Honeymooners: Keren & Sean
Type: International travel
Budget: Micro-budget (under $500)
Where did you go? My now husband and I started dating after a long conversation about our shared love of history, specifically WWII history. Yes, we are history nerds. Sean and I have always shared a love of history and many of our first dates involved trips to the American History Museum or the WWII section of the Air and Space Museum (it's lucky for us we live in Washington, DC and have lots of free museums).
After a year of dating we decided to have a history-themed wedding. We got married in August in Washington, DC at the WWI memorial with a 1940s-themed reception. We both wanted a history-focused wedding. We decided to delay our honeymoon so that it overlapped with the anniversary of the D-Day landing. We ended up flying to Europe in May 2010, seven months after our wedding.
We spent two weeks traveling between London, the Normandy Coast, Amsterdam, and Paris. We planned a self-guided tour following the route the Allied army took on their path to Germany. Unfortunately, due to time and travel delays, we only made it as far as Amsterdam. Although, now we have a good reason to go back to finish the tour all the way into Germany!
What did you do? We started in London, vising the Imperial War Museum and other WWII sites. We wanted to travel from London into Normandy (like the Allied forces) but travel delays forced us to change our plans. Instead, we took the ferry into Netherlands to visit the Dutch Resistance Museum and a few other memorials.
After a few days in Netherlands, we traveled by train to Paris (unfortunately skipping Belgium due to travel delays) where we rented a car and drove to the Normandy Coast. We rented a room in a great bed and breakfast in the small Town of Bayeux. Bayeux was the first town liberated in France. We spent a week traveling from town to town through the Normandy countryside.
During the week there, we got to attend several town-wide liberation festivals, talk to dozens of WWII veterans, witness the wreath laying at Omaha Beach on D-Day, and listen to first-hand accounts of the war.
We were even invited to stand in the landing zone of the memorial paratrooper jump into the Town of Sainte-Mère-Église.
What would you do differently? There isn't much we would have changed on this trip. It was pretty much perfection. Although when we go back I would practice my French a little more then we did for this trip.

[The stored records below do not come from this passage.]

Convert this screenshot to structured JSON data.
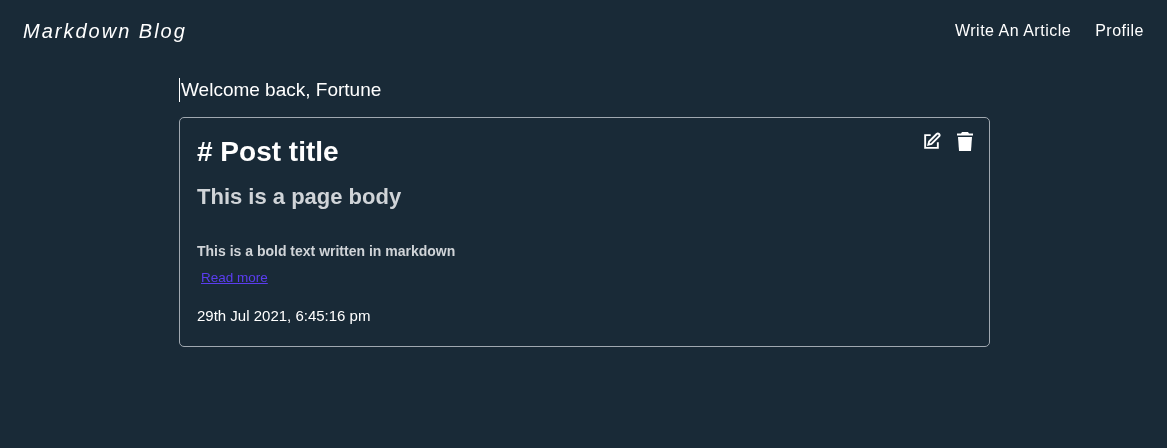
{
  "header": {
    "brand": "Markdown Blog",
    "nav": [
      "Write An Article",
      "Profile"
    ]
  },
  "welcome": "Welcome back, Fortune",
  "posts": [
    {
      "title": "# Post title",
      "subtitle": "This is a page body",
      "excerpt": "This is a bold text written in markdown",
      "link": "Read more",
      "date": "29th Jul 2021, 6:45:16 pm"
    }
  ]
}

The waitress at our favorite cafe kept teasing us for switching between French, Spanish, and English all in one sentence.
What's your advice for other offbeat honeymooners? We had to make several last minute changes of plans.Our red-eye flight to London got canceled so we had to fly into Manchester instead. Our train to France got delayed to the point where we were going to miss our connection into Normandy. This inspired us to reroute and take the ferry into Netherlands instead. In Paris, we lost our train tickets and had to use our best (worst) French to explain our situation to a security guard at the train station. Who, might I add, even without understanding us (our French is that bad) went out of his way to make sure we got new tickets with no penalty fee and got onto the last train out of Paris for the night.
Another highlight: on that last train out of Paris, we got to ride in a train car packed full with a Russian folk band. They played their accordions and guitars all the way into London!
Our advice to everyone is to just roll with it. We had such a great itinerary and were a little bummed that we had to change them, but the new plan caused us to have the time of our lives.
What was the most meaningful moment of the trip? There were two moments that stand out in our minds as perfection.
On the morning of June 6th, we woke up early and drove out to Pointe du Hoc, the site of an important battle. It's located on cliffs between Omaha and Utah Beach. No one was there and we got to watch the sun rise over the Atlantic Ocean. We sat there, alone, both thinking about how sacred this site is and how important that day was. I don't think we talked for a while, we just sat there watching the ocean.
Sean has family in England that he never gets to see. So, on our last weekend in Europe we decided to take the train to London to visit his family. This is family that I've only met once and Sean hasn't seen much since he was a kid. It could have been an awkward weekend. But it wasn't… it was perfect. This was the first time since Sean was 13 years old that he spent any real quality time with his English family. We played a family game of soccer, Sean got to teach his little second cousins how to throw an American football, his cousin threw me a surprise 30th birthday party, and so many other amazing family activities. Sometimes family, even separated by continents, just feels like family. We had such a good time we decided to make plans to go back to London next year.
Enough chat, let's see more European honeymoon photos!